Existing home sales rose nicely last month, according to data put out a little earlier this morning by the National Association of Realtors (NAR), a real estate trade group.
In all, this housing category showed an increase of 4.9% in May, with annualized sales climbing to a seasonally adjusted annual rate of 4.89 million homes, according to the NAR. Expectations had been for a gain to 4.75 million homes. It should be noted that the April estimate of homes sold was revised up slightly from 4.65 million units to 4.66 million.
Also, in some good news for this market, the median sales price of a used home nationally rose to $213,400 in May, up 5.1% from the same time one year earlier. Also, May's inventory of unsold homes came to a supply of 5.6 months. That is still a tad below normal, as a typical supply is about six months.
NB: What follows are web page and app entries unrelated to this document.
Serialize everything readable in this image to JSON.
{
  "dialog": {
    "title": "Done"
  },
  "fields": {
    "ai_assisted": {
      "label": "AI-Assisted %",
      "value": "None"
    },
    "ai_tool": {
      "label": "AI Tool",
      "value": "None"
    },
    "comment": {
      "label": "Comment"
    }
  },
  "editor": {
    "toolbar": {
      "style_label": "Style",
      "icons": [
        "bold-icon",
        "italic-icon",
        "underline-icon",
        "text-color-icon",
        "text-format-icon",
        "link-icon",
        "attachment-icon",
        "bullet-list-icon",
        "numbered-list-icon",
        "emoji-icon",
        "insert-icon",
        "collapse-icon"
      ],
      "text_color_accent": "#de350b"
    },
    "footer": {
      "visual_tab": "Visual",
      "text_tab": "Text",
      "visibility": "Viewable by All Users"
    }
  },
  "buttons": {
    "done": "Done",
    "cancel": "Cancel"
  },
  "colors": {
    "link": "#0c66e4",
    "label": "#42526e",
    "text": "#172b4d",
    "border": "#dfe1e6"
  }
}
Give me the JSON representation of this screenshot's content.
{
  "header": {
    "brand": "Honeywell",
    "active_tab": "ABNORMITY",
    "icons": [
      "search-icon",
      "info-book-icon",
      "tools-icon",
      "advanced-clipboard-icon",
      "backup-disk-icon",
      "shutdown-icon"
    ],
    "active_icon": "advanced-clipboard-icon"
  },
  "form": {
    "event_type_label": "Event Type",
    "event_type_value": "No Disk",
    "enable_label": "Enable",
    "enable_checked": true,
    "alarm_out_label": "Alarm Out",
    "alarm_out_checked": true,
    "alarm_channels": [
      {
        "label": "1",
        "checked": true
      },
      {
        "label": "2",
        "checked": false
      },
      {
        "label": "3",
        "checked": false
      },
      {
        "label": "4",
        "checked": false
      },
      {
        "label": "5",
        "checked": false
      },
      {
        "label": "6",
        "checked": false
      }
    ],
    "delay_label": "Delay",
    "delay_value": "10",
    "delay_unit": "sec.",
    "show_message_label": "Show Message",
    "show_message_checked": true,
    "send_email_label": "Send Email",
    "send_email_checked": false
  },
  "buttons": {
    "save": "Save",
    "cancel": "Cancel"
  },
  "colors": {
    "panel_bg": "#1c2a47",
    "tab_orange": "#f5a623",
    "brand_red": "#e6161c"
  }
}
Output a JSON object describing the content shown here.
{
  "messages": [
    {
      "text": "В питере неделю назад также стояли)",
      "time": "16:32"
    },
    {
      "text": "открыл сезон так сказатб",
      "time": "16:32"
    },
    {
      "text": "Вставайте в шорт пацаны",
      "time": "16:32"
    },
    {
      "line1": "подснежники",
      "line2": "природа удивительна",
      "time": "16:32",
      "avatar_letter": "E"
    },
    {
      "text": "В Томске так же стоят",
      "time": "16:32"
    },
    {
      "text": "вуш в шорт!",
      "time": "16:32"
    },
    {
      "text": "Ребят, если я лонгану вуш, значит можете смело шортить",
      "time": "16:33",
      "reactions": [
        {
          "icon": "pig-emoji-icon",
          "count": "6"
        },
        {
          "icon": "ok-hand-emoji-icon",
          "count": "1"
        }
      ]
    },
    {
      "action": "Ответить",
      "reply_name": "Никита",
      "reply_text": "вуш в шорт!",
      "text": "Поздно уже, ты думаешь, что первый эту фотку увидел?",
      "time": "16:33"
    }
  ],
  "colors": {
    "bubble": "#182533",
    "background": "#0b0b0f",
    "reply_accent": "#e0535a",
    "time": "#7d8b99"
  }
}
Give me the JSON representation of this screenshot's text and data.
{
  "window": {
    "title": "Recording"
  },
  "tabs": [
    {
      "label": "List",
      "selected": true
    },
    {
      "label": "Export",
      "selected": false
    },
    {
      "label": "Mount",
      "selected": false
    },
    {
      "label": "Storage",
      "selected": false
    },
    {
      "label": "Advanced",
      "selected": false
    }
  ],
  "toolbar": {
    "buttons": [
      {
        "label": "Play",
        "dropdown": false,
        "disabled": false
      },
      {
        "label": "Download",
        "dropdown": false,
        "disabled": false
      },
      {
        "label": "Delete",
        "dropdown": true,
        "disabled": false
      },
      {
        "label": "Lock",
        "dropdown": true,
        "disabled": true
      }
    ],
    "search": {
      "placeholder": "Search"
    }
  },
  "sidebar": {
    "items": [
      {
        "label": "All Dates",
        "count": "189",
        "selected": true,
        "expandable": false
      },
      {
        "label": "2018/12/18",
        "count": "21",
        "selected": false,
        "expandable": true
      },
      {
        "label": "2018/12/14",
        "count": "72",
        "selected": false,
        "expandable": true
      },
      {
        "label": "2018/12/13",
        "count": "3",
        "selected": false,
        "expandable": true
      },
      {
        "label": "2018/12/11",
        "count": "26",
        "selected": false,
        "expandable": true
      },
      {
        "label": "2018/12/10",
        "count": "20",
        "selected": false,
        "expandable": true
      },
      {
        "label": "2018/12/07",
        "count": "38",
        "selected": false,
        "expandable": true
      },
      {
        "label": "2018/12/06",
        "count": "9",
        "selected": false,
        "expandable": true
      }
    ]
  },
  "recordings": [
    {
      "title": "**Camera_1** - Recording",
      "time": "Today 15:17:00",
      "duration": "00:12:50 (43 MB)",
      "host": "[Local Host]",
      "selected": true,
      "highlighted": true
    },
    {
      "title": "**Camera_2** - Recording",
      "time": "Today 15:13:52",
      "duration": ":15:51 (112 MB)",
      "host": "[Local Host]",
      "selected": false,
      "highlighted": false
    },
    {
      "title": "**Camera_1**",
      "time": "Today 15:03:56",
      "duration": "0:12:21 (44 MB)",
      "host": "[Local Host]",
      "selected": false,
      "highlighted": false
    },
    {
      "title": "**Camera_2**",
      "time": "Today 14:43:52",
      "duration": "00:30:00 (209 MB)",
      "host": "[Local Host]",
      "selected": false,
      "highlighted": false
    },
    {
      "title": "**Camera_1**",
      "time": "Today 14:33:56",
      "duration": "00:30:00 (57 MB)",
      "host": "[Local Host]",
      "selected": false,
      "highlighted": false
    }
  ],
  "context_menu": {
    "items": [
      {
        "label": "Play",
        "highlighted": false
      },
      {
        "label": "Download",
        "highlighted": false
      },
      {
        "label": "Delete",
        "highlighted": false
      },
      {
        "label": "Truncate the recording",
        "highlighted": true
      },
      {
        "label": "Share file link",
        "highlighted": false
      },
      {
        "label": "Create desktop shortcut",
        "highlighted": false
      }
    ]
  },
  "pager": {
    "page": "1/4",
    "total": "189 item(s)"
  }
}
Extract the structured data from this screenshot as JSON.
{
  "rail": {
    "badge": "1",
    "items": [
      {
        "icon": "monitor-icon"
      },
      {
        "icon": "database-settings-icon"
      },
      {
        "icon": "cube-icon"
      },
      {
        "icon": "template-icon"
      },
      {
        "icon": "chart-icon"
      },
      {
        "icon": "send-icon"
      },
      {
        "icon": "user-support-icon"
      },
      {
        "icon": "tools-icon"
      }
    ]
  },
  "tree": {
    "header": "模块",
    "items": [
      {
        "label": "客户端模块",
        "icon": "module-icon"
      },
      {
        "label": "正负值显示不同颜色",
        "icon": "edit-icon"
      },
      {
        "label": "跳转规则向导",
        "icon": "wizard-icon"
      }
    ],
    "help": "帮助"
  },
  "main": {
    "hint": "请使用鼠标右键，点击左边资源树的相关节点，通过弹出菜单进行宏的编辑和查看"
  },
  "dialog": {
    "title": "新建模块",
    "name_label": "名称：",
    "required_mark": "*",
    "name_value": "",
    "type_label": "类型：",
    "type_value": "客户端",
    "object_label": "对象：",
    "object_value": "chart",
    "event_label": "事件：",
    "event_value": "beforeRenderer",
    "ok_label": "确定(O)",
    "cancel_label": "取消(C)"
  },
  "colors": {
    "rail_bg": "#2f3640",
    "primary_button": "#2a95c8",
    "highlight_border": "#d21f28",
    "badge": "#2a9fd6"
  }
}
The relatively low rate of inventories is healthy for pricing, and compares rather favorable with supplies of upwards of one year, which had been the case at the depths of the long housing down cycle of several years ago.
Meanwhile, even though May did experience an increase in housing volume on a month-to-month basis, the pace of sales was still off by about 5% from a year before, with demand hurt by affordability issues, reflecting the rise in mortgage rates from last year's lows. Even here, however, we have had some pullback in recent months. However, the aggregate improvement in business activity of late signals that mortgage rates could well start to rise again before too much longer. That could introduce new affordability concerns for many potential buyers.
Breaking the report down by region, we find that all four sectors of the country saw gains last month; also, sales of distressed homes, that is foreclosures and short sales, which had climbed to about a third of overall volume at the trough of the down cycle, accounted for just 11% of May sales, down from 18% in May of 2013. Such sales are typically made at a large discount to conventional sales--at times upwards of 20%. Thus, the declining share of distressed properties in the overall mix helped to boost the averages selling price last month.
Looked at as a whole, this was a reassuring report, and, as indicated, was somewhat better than forecast. Tomorrow, in addition to a report on consumer confidence from the Conference Board, the U.S. Commerce Department will be reporting on sales of new homes in April. This is a much smaller and more volatile housing category than housing resales, and one that, too, figures to show an increase in May over April.
At the time of this article's writing, the author did not have positions in any of the companies mentioned.